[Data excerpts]
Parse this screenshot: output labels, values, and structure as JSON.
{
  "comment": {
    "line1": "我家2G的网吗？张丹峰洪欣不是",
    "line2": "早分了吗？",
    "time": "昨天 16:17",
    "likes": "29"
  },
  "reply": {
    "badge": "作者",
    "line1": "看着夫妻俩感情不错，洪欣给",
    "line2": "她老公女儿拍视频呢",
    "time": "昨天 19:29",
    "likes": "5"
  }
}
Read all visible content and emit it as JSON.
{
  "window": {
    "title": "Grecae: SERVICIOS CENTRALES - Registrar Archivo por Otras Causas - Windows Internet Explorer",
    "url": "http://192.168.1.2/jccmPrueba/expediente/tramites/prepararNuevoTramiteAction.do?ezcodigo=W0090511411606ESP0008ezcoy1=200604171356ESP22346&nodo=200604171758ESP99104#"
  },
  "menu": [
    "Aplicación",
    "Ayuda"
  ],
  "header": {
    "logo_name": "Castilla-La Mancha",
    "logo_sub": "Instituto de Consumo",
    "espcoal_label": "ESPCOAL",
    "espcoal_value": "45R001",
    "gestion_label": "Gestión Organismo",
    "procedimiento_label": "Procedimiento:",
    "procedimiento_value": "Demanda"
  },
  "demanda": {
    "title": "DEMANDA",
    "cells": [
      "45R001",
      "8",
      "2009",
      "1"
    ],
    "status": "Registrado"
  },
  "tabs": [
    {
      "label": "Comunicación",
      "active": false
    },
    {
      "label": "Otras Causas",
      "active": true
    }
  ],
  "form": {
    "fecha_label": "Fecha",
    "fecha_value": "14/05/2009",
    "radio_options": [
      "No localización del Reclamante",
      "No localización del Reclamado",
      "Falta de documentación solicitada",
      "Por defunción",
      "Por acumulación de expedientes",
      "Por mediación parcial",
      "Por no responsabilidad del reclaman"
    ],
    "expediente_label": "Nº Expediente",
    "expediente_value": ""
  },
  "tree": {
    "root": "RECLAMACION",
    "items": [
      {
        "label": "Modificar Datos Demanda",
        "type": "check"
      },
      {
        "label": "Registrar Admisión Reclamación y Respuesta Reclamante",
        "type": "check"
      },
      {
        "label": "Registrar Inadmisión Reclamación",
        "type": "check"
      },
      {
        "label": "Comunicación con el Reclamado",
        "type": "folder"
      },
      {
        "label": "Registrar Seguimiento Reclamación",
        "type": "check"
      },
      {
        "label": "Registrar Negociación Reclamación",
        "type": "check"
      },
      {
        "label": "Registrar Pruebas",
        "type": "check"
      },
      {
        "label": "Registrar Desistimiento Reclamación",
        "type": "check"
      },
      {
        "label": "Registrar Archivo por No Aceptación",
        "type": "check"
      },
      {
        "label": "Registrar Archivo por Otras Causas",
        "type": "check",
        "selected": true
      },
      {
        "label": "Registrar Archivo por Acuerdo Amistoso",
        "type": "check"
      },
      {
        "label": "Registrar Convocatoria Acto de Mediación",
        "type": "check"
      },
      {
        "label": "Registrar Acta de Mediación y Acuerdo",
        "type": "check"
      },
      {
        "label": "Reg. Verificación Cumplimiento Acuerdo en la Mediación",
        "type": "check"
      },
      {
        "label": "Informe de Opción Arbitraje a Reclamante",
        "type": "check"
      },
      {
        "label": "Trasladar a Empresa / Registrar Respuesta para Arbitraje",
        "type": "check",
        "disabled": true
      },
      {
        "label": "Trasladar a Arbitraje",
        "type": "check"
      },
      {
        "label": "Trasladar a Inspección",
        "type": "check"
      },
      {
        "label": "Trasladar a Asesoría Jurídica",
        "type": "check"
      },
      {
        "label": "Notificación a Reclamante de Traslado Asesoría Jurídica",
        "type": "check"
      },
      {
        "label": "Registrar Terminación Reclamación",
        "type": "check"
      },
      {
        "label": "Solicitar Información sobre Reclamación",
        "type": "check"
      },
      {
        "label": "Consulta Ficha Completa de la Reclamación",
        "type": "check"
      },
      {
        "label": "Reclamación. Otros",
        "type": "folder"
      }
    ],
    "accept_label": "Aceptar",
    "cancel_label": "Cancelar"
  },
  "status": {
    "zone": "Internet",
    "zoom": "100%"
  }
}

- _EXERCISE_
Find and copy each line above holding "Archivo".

- _PROBLEM SOLUTION_
    "title": "Grecae: SERVICIOS CENTRALES - Registrar Archivo por Otras Causas - Windows Internet Explorer",
        "label": "Registrar Archivo por No Aceptación",
        "label": "Registrar Archivo por Otras Causas",
        "label": "Registrar Archivo por Acuerdo Amistoso",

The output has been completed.